• Task instructions
Count the lines below that contain "time". Give only the number.

[Records drawn from a dataset]
┌────────

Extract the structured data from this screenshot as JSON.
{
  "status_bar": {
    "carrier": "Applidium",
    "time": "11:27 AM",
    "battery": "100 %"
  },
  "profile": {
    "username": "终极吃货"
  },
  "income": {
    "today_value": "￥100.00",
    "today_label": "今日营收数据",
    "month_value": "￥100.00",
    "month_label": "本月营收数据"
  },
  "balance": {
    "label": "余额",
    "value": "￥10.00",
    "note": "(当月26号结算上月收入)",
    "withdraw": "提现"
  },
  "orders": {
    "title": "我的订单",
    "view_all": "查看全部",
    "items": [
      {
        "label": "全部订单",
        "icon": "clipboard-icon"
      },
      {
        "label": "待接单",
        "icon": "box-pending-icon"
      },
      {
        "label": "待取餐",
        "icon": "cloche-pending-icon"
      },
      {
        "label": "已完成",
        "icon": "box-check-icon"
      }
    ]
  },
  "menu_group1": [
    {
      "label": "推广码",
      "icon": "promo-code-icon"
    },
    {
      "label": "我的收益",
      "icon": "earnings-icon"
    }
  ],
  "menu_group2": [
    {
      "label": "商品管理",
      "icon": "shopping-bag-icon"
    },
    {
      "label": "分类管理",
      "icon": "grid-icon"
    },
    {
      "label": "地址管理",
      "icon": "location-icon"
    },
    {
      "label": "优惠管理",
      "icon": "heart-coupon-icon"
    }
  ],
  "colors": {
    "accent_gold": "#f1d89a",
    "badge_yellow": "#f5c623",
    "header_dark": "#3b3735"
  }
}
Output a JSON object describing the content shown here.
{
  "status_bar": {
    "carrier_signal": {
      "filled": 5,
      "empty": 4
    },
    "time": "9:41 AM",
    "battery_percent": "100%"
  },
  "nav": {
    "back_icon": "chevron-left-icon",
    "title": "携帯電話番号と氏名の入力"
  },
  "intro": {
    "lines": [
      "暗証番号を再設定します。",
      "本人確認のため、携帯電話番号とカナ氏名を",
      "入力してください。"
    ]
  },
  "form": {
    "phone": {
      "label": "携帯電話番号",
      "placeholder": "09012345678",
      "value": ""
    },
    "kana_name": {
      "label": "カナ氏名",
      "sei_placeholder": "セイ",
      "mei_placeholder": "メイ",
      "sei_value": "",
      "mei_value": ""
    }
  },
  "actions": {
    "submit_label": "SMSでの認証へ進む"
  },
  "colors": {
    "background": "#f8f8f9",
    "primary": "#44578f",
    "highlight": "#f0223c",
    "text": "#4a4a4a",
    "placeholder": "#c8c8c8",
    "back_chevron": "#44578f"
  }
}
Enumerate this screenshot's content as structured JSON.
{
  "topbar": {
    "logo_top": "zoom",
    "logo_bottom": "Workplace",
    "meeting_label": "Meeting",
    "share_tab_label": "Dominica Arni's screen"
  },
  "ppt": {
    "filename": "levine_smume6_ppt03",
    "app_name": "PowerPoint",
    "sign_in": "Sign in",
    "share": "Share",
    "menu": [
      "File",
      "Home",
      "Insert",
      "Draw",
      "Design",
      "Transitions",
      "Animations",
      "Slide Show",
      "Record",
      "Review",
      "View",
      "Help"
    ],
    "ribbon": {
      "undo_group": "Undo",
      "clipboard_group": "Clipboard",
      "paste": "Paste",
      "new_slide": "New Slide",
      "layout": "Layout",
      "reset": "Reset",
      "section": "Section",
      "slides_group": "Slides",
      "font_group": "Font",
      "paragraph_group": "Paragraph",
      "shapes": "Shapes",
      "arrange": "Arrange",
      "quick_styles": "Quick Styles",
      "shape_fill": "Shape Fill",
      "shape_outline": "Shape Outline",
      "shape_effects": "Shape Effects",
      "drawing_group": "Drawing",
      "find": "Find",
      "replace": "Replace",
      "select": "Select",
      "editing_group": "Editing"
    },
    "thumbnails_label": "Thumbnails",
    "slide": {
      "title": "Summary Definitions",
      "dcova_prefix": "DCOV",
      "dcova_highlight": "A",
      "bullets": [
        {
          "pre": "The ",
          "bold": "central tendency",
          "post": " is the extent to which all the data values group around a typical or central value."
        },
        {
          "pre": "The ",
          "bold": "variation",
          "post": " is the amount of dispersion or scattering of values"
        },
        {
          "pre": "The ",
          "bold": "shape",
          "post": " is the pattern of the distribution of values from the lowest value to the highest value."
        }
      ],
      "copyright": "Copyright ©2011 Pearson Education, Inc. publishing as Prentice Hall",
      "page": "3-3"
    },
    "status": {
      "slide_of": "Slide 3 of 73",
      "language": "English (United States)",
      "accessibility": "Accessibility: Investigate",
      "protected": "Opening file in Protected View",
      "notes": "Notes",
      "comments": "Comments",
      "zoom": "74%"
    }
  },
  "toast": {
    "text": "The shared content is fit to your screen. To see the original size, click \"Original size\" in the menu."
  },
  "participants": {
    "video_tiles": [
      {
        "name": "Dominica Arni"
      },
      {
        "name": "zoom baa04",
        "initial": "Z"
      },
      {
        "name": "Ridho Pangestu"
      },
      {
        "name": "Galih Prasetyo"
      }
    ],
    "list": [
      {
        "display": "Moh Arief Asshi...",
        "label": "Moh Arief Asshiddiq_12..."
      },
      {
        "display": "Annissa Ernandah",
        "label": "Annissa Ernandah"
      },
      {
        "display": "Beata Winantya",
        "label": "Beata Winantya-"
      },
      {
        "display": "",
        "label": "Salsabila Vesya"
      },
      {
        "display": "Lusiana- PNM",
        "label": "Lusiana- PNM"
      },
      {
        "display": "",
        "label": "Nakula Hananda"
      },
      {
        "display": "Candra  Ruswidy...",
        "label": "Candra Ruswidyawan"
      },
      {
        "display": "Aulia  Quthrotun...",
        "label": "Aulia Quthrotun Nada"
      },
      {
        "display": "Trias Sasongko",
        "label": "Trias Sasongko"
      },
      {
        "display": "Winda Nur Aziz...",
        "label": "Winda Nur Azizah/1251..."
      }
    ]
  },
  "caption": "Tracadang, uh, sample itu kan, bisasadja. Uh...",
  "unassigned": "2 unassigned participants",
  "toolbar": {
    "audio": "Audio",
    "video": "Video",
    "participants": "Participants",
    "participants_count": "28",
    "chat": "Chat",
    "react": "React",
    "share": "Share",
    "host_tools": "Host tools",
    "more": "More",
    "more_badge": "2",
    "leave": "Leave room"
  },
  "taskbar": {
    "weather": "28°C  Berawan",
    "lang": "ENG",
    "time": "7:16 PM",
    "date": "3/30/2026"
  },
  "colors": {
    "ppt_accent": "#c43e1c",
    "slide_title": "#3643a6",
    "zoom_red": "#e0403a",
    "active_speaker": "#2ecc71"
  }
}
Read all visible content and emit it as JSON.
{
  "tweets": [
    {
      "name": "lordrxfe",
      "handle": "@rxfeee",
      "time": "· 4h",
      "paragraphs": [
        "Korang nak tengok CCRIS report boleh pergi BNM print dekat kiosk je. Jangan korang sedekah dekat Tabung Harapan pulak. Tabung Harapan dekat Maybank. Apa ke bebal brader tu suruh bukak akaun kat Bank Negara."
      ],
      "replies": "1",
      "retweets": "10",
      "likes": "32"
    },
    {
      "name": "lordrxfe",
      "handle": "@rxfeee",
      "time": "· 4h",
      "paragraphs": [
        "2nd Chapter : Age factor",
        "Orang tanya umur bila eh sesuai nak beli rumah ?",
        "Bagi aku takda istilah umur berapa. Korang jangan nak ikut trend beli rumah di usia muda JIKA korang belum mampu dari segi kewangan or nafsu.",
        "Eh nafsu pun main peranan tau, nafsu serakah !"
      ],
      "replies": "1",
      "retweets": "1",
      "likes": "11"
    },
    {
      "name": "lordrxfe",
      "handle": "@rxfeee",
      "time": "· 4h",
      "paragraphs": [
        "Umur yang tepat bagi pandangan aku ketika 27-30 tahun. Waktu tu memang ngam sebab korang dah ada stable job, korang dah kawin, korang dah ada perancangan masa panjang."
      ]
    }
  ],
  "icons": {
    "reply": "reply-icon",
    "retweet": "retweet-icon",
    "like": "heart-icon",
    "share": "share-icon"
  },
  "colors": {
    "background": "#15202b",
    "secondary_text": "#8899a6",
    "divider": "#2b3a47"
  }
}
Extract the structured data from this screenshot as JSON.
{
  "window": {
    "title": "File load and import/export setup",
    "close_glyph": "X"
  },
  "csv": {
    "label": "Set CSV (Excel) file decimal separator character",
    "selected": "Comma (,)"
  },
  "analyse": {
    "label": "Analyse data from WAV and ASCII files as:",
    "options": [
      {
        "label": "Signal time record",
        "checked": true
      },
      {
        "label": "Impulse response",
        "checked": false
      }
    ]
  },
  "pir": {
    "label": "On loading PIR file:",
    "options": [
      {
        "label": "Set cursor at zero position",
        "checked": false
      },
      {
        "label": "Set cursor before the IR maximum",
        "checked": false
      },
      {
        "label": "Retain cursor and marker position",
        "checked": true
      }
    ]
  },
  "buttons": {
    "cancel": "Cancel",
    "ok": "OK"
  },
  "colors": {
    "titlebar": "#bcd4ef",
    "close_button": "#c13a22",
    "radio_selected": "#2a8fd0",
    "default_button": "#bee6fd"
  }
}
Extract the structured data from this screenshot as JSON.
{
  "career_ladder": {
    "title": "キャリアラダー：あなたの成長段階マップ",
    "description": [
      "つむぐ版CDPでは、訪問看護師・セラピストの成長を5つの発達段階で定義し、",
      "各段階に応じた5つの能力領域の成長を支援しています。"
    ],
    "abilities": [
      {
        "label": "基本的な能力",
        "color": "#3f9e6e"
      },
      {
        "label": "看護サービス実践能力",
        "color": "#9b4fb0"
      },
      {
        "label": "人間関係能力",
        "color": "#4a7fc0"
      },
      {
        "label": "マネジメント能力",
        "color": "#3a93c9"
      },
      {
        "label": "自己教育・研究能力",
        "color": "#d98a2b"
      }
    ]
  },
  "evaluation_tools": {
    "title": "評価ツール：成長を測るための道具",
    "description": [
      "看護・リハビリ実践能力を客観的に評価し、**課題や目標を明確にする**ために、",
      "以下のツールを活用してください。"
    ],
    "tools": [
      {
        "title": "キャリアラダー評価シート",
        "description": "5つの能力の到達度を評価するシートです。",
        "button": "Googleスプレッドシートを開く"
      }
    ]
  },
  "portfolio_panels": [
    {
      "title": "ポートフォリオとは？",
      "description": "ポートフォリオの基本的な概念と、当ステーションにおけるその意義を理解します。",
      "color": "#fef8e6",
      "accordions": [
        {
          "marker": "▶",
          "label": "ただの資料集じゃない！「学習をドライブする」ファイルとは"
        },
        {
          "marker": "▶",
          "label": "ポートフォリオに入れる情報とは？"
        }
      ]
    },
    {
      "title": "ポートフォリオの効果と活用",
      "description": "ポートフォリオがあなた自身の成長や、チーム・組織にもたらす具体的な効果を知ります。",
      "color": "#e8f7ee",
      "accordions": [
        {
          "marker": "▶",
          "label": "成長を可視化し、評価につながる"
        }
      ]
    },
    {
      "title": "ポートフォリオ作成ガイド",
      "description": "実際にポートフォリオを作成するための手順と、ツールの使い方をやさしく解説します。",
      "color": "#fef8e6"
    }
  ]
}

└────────

• Response to this task
7